Blaze Bernstein — Photo: Instagram
Samuel Woodward, the 21-year-old accused of stabbing an openly gay former high school classmate to death earlier this year, will stand trial for murder.
Woodward has been charged with first-degree murder for allegedly stabbing Blaze Bernstein more than 20 times in the face and neck and disposing of his body in a shallow grave in a park in Lake Forest, Calif. in January.
He was also charged with hate crime enhancements, which could carry a stiffer penalty if convicted, for allegedly targeting his victim due to his sexual orientation.
He has since pled not guilty to the charges against him, reports The Associated Press.
While the motive for the killing remains unclear, prosecutors presented evidence during a preliminary hearing that Woodward appeared to have planned to pose as “gay curious” in order to attract gay men, only to later reveal his actions to be a prank.
“That’s what they deserve,” Woodward reportedly wrote, using an anti-gay slur.
Prosecutors claimed during the preliminary hearing that there was sufficient evidence to believe that Woodward could be tried for Bernstein’s murder.
Investigator Dylan Jantzen testified that Woodward said he wanted to curse at Bernstein and call the victim a slur for homosexual men.
Prosecutors also pointed to evidence showing that Woodward had hundreds of anti-gay, homophobic and neo-Nazi memes, photos and texts on his phone, and that he had associated with the violent neo-Nazi hate group Atomwaffen, regularly chatting online with members and even traveling to Texas to meet with some of them.
ProPublica previously reported on Woodward’s ties to the group and posted a photo of Woodward making a Nazi salute.
In addition to the email mentioning Woodward’s intention to “prank” gay men, he allegedly also wrote that he terrified gay men on the gay dating app Grindr by showing them photos of other gay men being killed. He said that one person replied that he was going to call the FBI.
Jantzen also testified that, two weeks prior to the slaying, next to an illustration of a bloody knife, Woodward wrote on Snapchat: “Texting is boring, but murder isn’t.”
It’s unclear how long Woodward’s alleged fake seduction of Bernstein, a University of Pennsylvania student who was also Jewish, had been going on.
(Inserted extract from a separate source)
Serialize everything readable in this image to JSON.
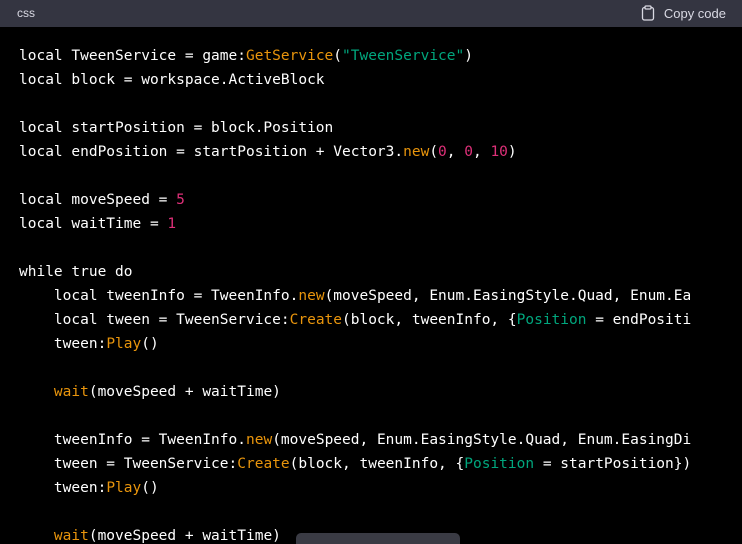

Prosecutors provided evidence showing that, six months prior to his death, Bernstein had texted a friend a photo of Woodward saying the two had run into each other and believed that they were going to hook up.
According to prosecutors, Bernstein and Woodward connected via Snapchat and agreed to meet, with Woodward picking Bernstein up at his house before the two drove to a nearby park.
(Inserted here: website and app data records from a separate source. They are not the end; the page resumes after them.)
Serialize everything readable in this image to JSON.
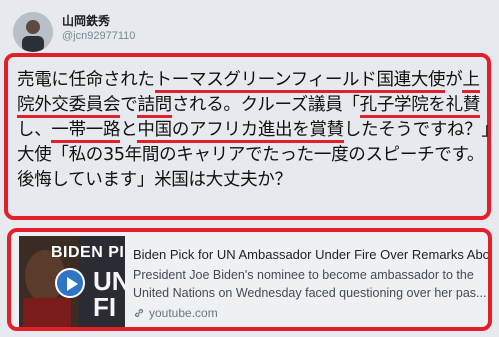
{
  "user": {
    "name": "山岡鉄秀",
    "handle": "@jcn92977110"
  },
  "tweet": {
    "seg1": "売電に任命された",
    "seg2": "トーマスグリーンフィールド国連大使",
    "seg3": "が",
    "seg4": "上院外交委員会",
    "seg5": "で",
    "seg6": "詰問",
    "seg7": "される。クルーズ議員「",
    "seg8": "孔子学院を礼賛",
    "seg9": "し、",
    "seg10": "一帯一路",
    "seg11": "と",
    "seg12": "中国のアフリカ進出を賞賛",
    "seg13": "したそうですね？」大使「私の35年間のキャリアでたった一度のスピーチです。後悔しています」米国は大丈夫か？"
  },
  "card": {
    "thumb_line1": "BIDEN PI",
    "thumb_line2": "UN",
    "thumb_line3": "FI",
    "title": "Biden Pick for UN Ambassador Under Fire Over Remarks Abo...",
    "description_line1": "President Joe Biden's nominee to become ambassador to the",
    "description_line2": "United Nations on Wednesday faced questioning over her pas...",
    "domain": "youtube.com"
  },
  "colors": {
    "highlight": "#e3202a",
    "play_button": "#2f74c5"
  },
  "icons": {
    "play": "play-icon",
    "link": "link-icon"
  }
}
Bernstein went missing the next day, and, after a week, his body was found in a shallow grave. Police then questioned Woodward and searched his house and car, finding blood stains that matched Bernstein’s DNA in his bedroom, under his watch, and on the visor of his car.
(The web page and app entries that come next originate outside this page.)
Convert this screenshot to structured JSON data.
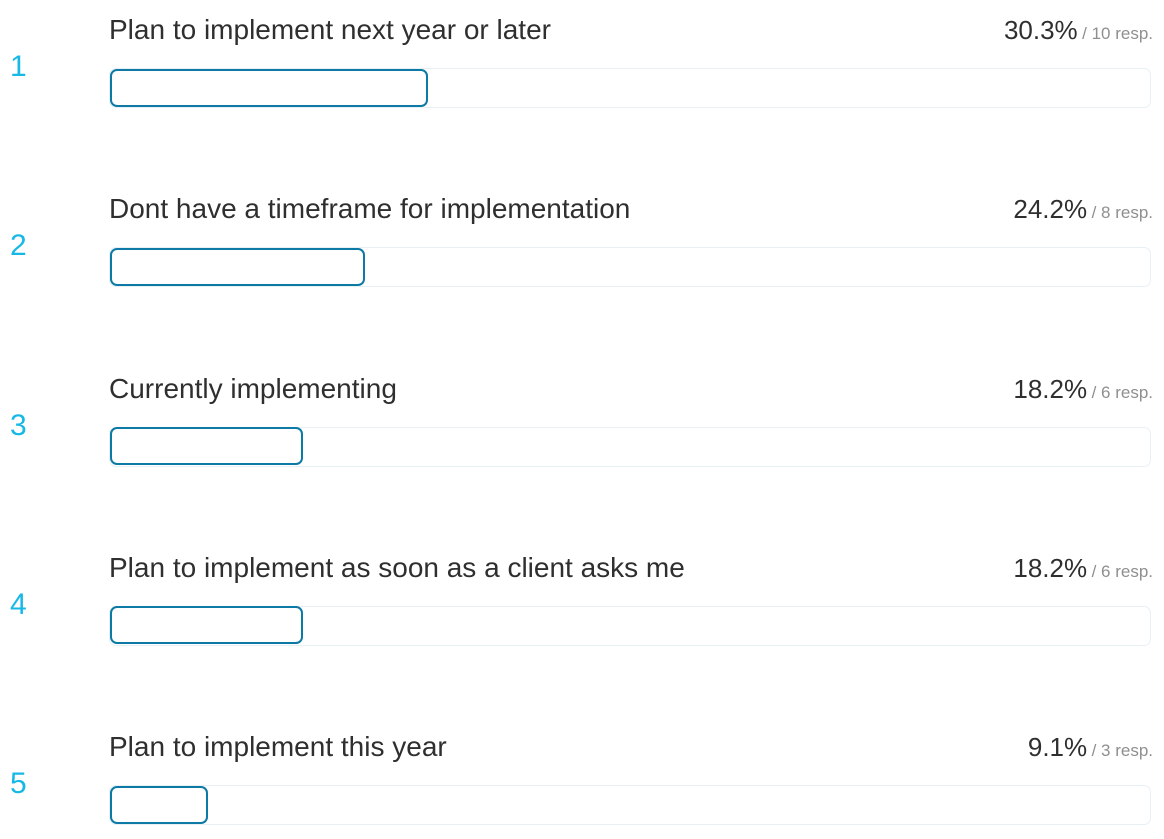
{
  "chart_data": {
    "type": "bar",
    "categories": [
      "Plan to implement next year or later",
      "Dont have a timeframe for implementation",
      "Currently implementing",
      "Plan to implement as soon as a client asks me",
      "Plan to implement this year"
    ],
    "values": [
      30.3,
      24.2,
      18.2,
      18.2,
      9.1
    ],
    "percent_labels": [
      "30.3%",
      "24.2%",
      "18.2%",
      "18.2%",
      "9.1%"
    ],
    "responses_labels": [
      "/ 10 resp.",
      "/ 8 resp.",
      "/ 6 resp.",
      "/ 6 resp.",
      "/ 3 resp."
    ],
    "ranks": [
      "1",
      "2",
      "3",
      "4",
      "5"
    ],
    "xlim": [
      0,
      100
    ],
    "orientation": "horizontal",
    "colors": {
      "rank": "#16b9e6",
      "bar_outline": "#0d7aa6",
      "track_outline": "#e7f1f5"
    }
  }
}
When he was first arrested, Woodward told investigators that Bernstein kissed him on the lips in his SUV, and he pushed him away, but said he didn’t do anything violent towards Bernstein.
Woodward’s attorney, Edward Muñoz, didn’t present any witnesses at the preliminary hearing, but showed, upon cross-examination, that Woodward revealed to police that he had a form of autism and was socially awkward and confused about his own sexuality.
Muñoz previously indicated he intended to raise these issues as part of his client’s defense.
Muñoz also argues that there was no evidence of a hate crime because the controversial writings on Woodward’s phone were not shared with others, but in emails sent to himself.
If convicted on all charges, Woodward could potentially be sentenced to life in prison without parole.